James Zhong: Silk Road hacker, 32, arrested after stolen bitcoin worth $3B found in POPCORN TIN
According to authorities, Zhong stole bitcoin from the illegal Silk Road marketplace, a dark web forum on which drugs and other illicit products were bought
GAINESVILLE, GEORGIA: More than $3 billion in stolen Bitcoin was discovered in a popcorn tin in the home of a Georgia man. Authorities are calling it the second-largest seizure of cryptocurrencies, and he now faces up to 20 years in prison. James Zhong, 32, admitted on Friday to taking bitcoin from the illegal Silk Road market ten years ago, which was shut down by FBI in 2013. On Monday, November 7, the US Department of Justice said that police searching Zhong's Gainesville home discovered 50,676 Bitcoin, which at the time had a market value of $3.36 billion, Daily Mail reports.
Despite the fact that cryptocurrency has since lost value, the raid resulted in the second-largest seizure of cryptocurrency after the $3.6 billion in stolen cryptocurrency related to the 2016 breach at crypto exchange Bitfinex, with the price of Bitcoin falling to $15,632, its lowest level in two years. The second largest cryptocurrency, Ether, saw further declines on Wednesday, reaching its lowest level since July. Zhong pleaded guilty to one count of wire fraud, which carries a maximum sentence of 20 years in prison.
In November 2021, Law Enforcement Seized Over 50,676 Bitcoin Hidden in Devices in Defendant JAMES ZHONG’s Home; ZHONG Has Now Pled Guilty to Unlawfully Obtaining that Bitcoin From the Silk Road Dark Web in 2012https://t.co/pCaWPwmOzv— db (@tier10k) November 7, 2022
Zhong called police to report "a burglary" in 2019, according to Lt Shaun Barnett of the Athens, Georgia, Police Department in an interview with media portal Protos. The IRS Criminal Investigation (IRS-CI) team apparently became interested in Zhong's case when he stated that several of his assets, including "a lot of Bitcoin," had been stolen while he was living in Athens, Georgia, in 2019. Zhong then called the police to report the theft. However, the burglary and the amount of money allegedly stolen 'raised a red flag with the IRS," Barnett said. The money was never recovered, and a suspect was never identified. In November 2021, the IRS-CI and Athens police executed a search warrant after an investigation that led to an arrest.

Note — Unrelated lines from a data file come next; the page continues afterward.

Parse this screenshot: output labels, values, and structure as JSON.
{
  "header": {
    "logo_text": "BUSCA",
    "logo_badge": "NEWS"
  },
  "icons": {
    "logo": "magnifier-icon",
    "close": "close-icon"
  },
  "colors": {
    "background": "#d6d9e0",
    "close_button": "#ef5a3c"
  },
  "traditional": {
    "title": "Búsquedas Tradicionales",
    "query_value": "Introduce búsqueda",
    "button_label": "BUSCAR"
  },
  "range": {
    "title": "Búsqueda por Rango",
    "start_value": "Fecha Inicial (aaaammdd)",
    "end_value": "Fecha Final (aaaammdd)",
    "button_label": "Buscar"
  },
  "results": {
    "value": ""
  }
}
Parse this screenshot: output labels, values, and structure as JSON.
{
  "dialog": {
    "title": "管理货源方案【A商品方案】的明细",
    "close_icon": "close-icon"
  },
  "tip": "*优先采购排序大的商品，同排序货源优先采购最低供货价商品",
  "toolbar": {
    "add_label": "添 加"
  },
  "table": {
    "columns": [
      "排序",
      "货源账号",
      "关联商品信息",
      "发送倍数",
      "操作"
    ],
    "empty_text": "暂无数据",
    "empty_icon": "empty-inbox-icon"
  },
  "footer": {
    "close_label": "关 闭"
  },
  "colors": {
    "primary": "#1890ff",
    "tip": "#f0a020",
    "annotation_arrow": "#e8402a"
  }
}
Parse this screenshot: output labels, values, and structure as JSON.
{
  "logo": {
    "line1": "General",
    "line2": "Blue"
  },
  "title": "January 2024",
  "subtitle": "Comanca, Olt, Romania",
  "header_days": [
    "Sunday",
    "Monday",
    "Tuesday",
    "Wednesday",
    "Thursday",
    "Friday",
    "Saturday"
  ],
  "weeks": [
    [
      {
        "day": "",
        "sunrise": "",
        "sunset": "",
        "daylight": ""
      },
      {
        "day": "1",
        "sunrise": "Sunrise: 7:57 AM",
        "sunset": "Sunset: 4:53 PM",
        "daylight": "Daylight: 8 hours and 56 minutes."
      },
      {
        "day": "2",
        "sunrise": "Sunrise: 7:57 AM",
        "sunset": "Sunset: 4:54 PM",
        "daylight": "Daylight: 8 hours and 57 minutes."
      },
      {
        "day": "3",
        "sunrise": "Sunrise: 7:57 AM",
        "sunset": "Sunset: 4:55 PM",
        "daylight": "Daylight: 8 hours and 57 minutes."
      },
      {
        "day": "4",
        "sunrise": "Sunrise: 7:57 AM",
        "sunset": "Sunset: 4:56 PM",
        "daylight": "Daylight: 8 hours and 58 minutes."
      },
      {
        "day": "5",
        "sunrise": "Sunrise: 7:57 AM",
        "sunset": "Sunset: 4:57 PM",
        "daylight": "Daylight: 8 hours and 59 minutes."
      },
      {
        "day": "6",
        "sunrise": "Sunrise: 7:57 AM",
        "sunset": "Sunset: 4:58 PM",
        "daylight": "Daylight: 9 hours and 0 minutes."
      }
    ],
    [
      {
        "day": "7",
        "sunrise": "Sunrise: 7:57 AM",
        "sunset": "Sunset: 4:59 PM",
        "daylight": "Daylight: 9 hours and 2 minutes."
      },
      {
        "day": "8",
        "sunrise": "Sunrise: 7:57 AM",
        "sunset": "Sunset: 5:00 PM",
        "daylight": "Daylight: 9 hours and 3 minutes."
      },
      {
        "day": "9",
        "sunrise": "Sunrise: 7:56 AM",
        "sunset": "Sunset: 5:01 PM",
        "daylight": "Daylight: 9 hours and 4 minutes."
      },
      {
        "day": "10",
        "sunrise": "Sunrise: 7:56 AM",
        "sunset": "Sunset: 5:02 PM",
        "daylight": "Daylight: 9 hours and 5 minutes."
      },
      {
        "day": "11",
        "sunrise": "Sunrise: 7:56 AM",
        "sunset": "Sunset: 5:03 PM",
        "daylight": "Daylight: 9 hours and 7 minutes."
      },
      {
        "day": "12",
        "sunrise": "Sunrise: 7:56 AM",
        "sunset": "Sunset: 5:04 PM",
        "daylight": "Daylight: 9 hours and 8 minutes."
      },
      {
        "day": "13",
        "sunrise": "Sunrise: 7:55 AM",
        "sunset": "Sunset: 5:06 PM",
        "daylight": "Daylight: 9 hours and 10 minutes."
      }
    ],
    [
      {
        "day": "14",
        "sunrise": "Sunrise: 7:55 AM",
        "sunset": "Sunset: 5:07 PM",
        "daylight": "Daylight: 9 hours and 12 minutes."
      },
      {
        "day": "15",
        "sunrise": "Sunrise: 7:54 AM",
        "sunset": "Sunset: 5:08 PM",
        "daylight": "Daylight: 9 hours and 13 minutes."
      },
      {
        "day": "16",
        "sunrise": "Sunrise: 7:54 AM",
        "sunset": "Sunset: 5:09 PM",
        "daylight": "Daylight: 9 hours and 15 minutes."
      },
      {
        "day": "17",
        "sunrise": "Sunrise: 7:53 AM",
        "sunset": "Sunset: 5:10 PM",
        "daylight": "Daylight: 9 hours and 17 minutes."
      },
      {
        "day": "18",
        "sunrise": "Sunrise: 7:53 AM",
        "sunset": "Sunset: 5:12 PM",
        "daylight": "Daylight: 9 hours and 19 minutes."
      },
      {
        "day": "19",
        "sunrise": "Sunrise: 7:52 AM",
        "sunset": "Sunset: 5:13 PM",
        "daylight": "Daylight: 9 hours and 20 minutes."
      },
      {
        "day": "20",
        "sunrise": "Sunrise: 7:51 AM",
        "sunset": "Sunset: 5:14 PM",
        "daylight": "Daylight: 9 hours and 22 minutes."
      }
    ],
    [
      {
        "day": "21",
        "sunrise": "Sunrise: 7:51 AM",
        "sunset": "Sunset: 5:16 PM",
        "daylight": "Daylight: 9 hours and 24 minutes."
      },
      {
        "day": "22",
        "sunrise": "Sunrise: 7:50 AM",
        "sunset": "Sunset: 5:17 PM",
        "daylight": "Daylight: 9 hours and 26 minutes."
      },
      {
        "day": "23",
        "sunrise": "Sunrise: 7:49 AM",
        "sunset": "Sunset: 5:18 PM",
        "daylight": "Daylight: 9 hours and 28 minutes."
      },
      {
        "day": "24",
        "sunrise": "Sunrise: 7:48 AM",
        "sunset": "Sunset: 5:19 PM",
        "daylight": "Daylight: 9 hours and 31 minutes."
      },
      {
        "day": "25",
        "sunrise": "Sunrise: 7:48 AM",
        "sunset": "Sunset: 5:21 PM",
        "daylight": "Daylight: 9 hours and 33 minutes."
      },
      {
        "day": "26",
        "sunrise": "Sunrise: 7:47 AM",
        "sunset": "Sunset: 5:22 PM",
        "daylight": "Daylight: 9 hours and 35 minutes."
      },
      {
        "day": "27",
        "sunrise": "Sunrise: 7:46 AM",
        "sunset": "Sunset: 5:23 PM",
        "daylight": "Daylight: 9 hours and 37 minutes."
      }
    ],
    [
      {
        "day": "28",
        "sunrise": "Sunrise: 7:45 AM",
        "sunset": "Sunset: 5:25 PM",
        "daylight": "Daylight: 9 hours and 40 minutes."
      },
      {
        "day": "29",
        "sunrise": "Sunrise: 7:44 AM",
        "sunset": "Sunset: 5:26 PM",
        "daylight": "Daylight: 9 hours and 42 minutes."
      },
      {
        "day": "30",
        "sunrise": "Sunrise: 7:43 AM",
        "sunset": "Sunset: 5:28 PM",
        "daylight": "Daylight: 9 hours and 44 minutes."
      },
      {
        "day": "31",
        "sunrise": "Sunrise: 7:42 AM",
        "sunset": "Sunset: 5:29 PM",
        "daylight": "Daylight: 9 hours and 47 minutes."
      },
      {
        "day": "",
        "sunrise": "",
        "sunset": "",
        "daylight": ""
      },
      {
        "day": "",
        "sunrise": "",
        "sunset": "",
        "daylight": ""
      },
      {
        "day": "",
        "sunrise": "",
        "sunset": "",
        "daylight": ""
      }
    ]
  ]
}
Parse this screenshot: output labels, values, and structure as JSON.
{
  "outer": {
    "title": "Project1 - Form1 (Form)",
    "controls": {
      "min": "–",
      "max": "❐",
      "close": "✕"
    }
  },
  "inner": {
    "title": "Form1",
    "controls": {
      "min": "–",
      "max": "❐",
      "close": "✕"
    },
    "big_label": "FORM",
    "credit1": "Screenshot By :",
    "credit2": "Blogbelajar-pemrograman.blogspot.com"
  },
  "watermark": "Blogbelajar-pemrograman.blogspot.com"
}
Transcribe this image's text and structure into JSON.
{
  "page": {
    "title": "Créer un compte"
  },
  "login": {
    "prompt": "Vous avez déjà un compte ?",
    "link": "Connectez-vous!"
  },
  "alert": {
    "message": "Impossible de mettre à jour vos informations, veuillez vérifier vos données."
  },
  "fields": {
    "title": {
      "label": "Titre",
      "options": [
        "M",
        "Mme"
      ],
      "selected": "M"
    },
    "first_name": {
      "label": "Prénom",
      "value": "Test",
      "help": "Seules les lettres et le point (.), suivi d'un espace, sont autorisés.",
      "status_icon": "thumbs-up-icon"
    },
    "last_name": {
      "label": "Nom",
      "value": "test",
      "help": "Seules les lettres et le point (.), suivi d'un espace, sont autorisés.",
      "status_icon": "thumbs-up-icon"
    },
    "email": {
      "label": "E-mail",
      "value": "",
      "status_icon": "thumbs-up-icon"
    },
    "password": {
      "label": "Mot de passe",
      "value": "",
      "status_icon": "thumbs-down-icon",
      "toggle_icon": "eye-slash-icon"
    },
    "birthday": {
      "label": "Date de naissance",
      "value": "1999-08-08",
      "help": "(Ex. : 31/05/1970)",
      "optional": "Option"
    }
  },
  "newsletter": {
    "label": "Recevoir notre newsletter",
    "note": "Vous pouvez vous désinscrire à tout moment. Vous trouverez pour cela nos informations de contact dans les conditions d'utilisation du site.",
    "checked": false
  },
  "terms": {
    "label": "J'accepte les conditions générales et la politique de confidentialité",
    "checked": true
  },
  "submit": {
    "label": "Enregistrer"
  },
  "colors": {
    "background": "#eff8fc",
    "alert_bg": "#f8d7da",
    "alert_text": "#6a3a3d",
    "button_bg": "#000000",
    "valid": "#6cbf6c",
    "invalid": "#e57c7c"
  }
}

Federal investigators claim the stolen bitcoin was discovered after they executed a search warrant at Zhong's Georgia home, ending a decade-long mystery. The digital tokens were hidden in a "single-board computer" kept in a bathroom near Zhong's home and hidden in a popcorn tin. Authorities also seized 11 1-ounce bars of silver and gold, $662,000 in cash, physical bitcoin coins, an 80 percent stake in a Memphis-based real estate investment firm with substantial assets, and another 80 percent of the company.
In a statement, US attorney Damian Williams said in a statement, "James Zhong committed wire fraud over a decade ago when he stole approximately 50,000 Bitcoin from Silk Road." He added, "For almost 10 years, the whereabouts of this massive chunk of missing Bitcoin had ballooned into an over $3.3 billion mystery. Thanks to state-of-the-art cryptocurrency tracing and good old-fashioned police work, law enforcement located and recovered this impressive cache of crime proceeds."
According to prosecutors, the dark web marketplace 'Silk Road' was the target of Zhong's fraud scheme. In September 2012, he allegedly set up nine accounts and tricked the site into paying him out many times his initial deposits by flooding it with withdrawal requests. After doing this 140 times, he removed all cryptocurrency holdings from the site. To avoid detection, he then transferred the bitcoin to different accounts. According to the US Attorney's Office, Silk Road is an online black market where illegal items and substances are sold to consumers. As of March 2022, Zhong handed over additional Bitcoin to the government that he had access to but had not yet spent.
In total, Zhong voluntarily handed over 1,004 Bitcoin. His sentencing is scheduled for February 22, 2023.